(Your assignment)
Below are the records; copy each line in which "title" occurs.

Stored data entries
***

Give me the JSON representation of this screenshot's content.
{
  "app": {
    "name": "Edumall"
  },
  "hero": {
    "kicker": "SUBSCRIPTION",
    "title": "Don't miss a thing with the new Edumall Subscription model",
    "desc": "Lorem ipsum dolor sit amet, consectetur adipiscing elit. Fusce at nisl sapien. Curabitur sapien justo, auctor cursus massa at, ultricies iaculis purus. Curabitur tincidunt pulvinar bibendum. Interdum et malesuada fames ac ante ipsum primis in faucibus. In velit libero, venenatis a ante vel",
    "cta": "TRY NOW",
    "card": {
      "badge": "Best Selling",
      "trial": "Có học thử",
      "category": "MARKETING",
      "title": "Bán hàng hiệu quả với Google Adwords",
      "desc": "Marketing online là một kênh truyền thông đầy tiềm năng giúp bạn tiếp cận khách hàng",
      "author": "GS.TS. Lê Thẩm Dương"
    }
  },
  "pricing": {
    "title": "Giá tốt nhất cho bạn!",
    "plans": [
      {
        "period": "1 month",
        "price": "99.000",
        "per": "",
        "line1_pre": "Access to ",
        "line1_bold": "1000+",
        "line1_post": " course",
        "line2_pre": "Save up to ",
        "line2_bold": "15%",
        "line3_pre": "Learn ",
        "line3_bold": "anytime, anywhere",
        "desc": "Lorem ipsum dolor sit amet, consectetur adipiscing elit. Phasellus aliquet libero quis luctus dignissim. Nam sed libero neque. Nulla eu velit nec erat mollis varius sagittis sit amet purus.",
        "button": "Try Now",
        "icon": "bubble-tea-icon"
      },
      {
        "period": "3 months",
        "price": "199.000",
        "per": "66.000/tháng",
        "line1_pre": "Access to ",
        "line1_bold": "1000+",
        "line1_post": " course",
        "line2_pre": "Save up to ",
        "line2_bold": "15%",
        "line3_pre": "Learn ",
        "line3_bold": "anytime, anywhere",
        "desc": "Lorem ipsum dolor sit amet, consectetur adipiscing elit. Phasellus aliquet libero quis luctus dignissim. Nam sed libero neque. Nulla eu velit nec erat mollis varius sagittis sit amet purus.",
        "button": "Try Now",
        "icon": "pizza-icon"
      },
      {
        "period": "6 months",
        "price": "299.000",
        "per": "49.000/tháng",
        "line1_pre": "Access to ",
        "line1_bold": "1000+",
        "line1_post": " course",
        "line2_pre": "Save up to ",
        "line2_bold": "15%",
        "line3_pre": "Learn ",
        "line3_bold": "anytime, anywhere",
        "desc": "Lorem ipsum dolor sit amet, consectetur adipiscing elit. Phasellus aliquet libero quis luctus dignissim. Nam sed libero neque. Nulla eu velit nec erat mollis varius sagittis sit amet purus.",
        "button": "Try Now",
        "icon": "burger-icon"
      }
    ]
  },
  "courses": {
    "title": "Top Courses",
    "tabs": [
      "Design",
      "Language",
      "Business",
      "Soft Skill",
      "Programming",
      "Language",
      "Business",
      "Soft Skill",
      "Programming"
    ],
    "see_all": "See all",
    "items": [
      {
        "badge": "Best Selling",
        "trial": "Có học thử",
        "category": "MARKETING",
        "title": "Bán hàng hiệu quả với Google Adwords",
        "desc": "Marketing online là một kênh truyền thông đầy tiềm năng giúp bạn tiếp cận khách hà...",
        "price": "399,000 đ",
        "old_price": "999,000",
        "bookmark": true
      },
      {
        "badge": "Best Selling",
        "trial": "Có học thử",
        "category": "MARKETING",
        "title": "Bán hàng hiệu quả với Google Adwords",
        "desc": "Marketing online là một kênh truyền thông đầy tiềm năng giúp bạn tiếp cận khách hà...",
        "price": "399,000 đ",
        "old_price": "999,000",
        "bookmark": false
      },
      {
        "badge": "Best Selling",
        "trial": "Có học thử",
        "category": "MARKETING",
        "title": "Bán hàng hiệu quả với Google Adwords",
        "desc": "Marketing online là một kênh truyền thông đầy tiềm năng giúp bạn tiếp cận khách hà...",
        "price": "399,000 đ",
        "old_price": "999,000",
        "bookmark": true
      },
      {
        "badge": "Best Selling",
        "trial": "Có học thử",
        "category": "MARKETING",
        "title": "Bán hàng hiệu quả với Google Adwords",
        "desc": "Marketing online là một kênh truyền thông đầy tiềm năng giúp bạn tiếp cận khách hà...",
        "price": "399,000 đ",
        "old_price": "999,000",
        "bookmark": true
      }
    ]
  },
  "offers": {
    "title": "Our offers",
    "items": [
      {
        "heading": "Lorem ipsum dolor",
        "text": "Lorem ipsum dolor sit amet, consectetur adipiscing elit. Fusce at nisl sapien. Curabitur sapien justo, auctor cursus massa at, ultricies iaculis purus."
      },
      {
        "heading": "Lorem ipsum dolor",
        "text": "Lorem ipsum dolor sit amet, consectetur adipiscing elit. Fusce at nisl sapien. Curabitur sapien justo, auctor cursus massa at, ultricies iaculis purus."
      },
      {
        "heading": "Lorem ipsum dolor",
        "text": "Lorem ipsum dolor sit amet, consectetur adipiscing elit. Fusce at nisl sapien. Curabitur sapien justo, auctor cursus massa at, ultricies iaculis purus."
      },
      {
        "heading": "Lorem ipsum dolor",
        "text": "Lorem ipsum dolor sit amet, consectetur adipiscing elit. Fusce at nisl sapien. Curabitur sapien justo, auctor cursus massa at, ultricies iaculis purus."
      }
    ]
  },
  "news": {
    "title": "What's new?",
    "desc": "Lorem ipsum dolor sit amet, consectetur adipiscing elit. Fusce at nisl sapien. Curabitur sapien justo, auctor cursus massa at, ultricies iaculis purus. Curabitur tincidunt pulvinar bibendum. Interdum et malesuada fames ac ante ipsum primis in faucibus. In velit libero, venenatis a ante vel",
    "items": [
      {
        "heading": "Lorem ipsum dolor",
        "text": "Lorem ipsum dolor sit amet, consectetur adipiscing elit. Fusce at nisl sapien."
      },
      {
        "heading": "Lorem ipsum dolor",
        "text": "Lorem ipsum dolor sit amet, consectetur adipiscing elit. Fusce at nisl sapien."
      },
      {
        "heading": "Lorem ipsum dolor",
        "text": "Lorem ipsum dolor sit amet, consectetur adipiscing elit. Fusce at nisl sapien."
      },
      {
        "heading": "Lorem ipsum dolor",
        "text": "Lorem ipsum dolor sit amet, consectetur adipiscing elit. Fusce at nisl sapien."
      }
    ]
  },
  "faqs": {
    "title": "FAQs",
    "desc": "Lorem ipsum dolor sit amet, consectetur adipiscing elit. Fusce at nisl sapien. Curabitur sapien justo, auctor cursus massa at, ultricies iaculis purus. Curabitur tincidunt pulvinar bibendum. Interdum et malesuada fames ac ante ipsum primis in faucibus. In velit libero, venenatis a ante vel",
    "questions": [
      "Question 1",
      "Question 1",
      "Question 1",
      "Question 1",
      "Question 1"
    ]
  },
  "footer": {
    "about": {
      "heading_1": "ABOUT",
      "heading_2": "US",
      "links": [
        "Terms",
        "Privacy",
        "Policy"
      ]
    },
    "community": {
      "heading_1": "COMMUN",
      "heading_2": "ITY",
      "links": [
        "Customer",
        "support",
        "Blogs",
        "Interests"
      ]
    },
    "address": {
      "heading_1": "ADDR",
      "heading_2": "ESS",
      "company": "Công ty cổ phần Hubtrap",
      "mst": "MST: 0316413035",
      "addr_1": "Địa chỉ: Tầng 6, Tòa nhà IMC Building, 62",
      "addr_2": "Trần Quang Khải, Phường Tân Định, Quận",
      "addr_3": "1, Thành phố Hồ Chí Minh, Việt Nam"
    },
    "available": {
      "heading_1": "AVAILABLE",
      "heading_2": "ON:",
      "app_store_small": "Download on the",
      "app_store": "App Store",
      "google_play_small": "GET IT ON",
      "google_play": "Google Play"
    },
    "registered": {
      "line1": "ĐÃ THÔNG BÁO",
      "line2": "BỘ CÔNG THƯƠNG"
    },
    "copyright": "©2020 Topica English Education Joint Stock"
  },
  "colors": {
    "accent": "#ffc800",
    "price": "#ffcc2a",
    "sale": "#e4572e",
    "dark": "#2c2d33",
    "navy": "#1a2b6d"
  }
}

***

(Answer to this task)
    "title": "Don't miss a thing with the new Edumall Subscription model",
      "title": "Bán hàng hiệu quả với Google Adwords",
    "title": "Giá tốt nhất cho bạn!",
    "title": "Top Courses",
        "title": "Bán hàng hiệu quả với Google Adwords",
        "title": "Bán hàng hiệu quả với Google Adwords",
        "title": "Bán hàng hiệu quả với Google Adwords",
        "title": "Bán hàng hiệu quả với Google Adwords",
    "title": "Our offers",
    "title": "What's new?",
    "title": "FAQs",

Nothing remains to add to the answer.